    • The 1999 season winner was Air Force, having beat Navy 19-14 and Army 28-0

    • The 1998 season winner was Air Force, having beat Navy 49-7 and Army 35-7.

    • The 1997 season winner was Air Force, having beat Navy 10-7 and Army 24-0

    • The 1996 season winner was Army, having beat Air Force 23-7 and Navy 28-24.

    • The 1995 season winner was Air Force, having beat Navy 30-20 and Army 38-20.

    • The 1994 season winner was Air Force.

    • The 1993 season winner was Air Force.

    • The 1992 season winner was Air Force.

    • The 1991 season winner was Air Force.

    • The 1990 season winner was Air Force.

    • The 1989 season winner was Air Force.

    • The 1988 season winner was Army, having beat Air Force 28-15 and Navy 20-15.

    • The 1987 trophy was a shared award.

    • The 1986 season winner was Army, having beat Air Force 21-11 and Navy 27-7.

    • The 1985 season winner was Air Force.

    • The 1984 season winner was Army, having beat Air Force 24-12 and Navy 28-11.

    • The 1983 season winner was Air Force.

    • The 1982 season winner was Air Force.

    • The 1981 season winner was Navy.

    • The 1980 trophy was a shared award.

    • The 1979 season winner was Navy.

    • The 1978 season winner was Navy.

    • The 1977 season winner was Army, having beat Air Force 31-6 and Navy 17-14.

    • The 1976 trophy was a shared award.

    • The 1975 season winner was Navy.

    • The 1974 trophy was a shared award.

    • The 1973 season winner was Navy.

    • The 1972 season winner was Army, having beat Air Force 17-14 and Navy 23-15.

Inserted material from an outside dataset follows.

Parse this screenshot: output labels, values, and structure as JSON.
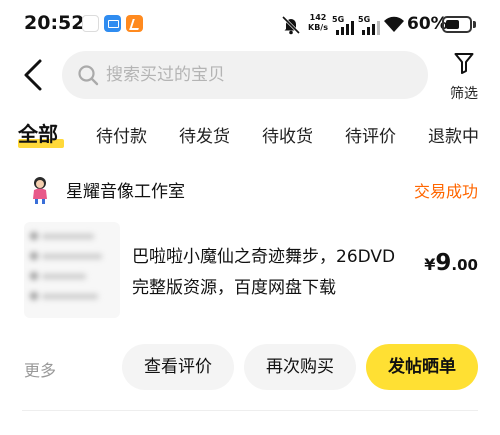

    • Air Force won 13 of the 14 seasons between 1989 and 2002. Navy won (or held after a tie) 8 of the 9 seasons between 1973 and 1981.

    blog counter